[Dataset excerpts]
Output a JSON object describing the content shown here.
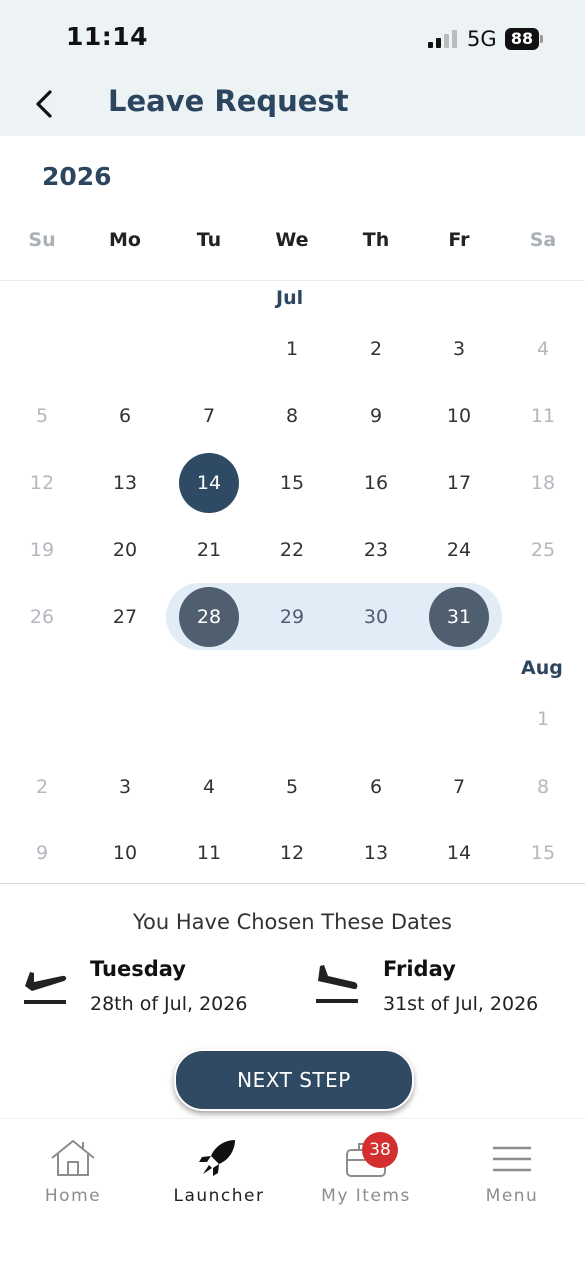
{
  "status_bar": {
    "time": "11:14",
    "network": "5G",
    "battery": "88"
  },
  "header": {
    "title": "Leave Request"
  },
  "calendar": {
    "year": "2026",
    "weekdays": [
      "Su",
      "Mo",
      "Tu",
      "We",
      "Th",
      "Fr",
      "Sa"
    ],
    "months": [
      {
        "name": "Jul",
        "weeks": [
          [
            "",
            "",
            "",
            "1",
            "2",
            "3",
            "4"
          ],
          [
            "5",
            "6",
            "7",
            "8",
            "9",
            "10",
            "11"
          ],
          [
            "12",
            "13",
            "14",
            "15",
            "16",
            "17",
            "18"
          ],
          [
            "19",
            "20",
            "21",
            "22",
            "23",
            "24",
            "25"
          ],
          [
            "26",
            "27",
            "28",
            "29",
            "30",
            "31",
            ""
          ]
        ]
      },
      {
        "name": "Aug",
        "weeks": [
          [
            "",
            "",
            "",
            "",
            "",
            "",
            "1"
          ],
          [
            "2",
            "3",
            "4",
            "5",
            "6",
            "7",
            "8"
          ],
          [
            "9",
            "10",
            "11",
            "12",
            "13",
            "14",
            "15"
          ]
        ]
      }
    ],
    "today": "14",
    "selected_start": "28",
    "selected_end": "31"
  },
  "summary": {
    "title": "You Have Chosen These Dates",
    "start": {
      "day": "Tuesday",
      "date": "28th of Jul, 2026"
    },
    "end": {
      "day": "Friday",
      "date": "31st of Jul, 2026"
    }
  },
  "next_button": "NEXT STEP",
  "bottom_nav": {
    "items": [
      {
        "label": "Home",
        "icon": "home-icon"
      },
      {
        "label": "Launcher",
        "icon": "rocket-icon"
      },
      {
        "label": "My Items",
        "icon": "briefcase-icon",
        "badge": "38"
      },
      {
        "label": "Menu",
        "icon": "menu-icon"
      }
    ],
    "active": "Launcher"
  },
  "colors": {
    "primary": "#2c4660",
    "range": "#e1ecf7",
    "badge": "#d32f2f",
    "header_bg": "#edf2f5"
  }
}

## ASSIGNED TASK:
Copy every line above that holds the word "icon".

## ANSWER BOX:
        "icon": "home-icon"
        "icon": "rocket-icon"
        "icon": "briefcase-icon",
        "icon": "menu-icon"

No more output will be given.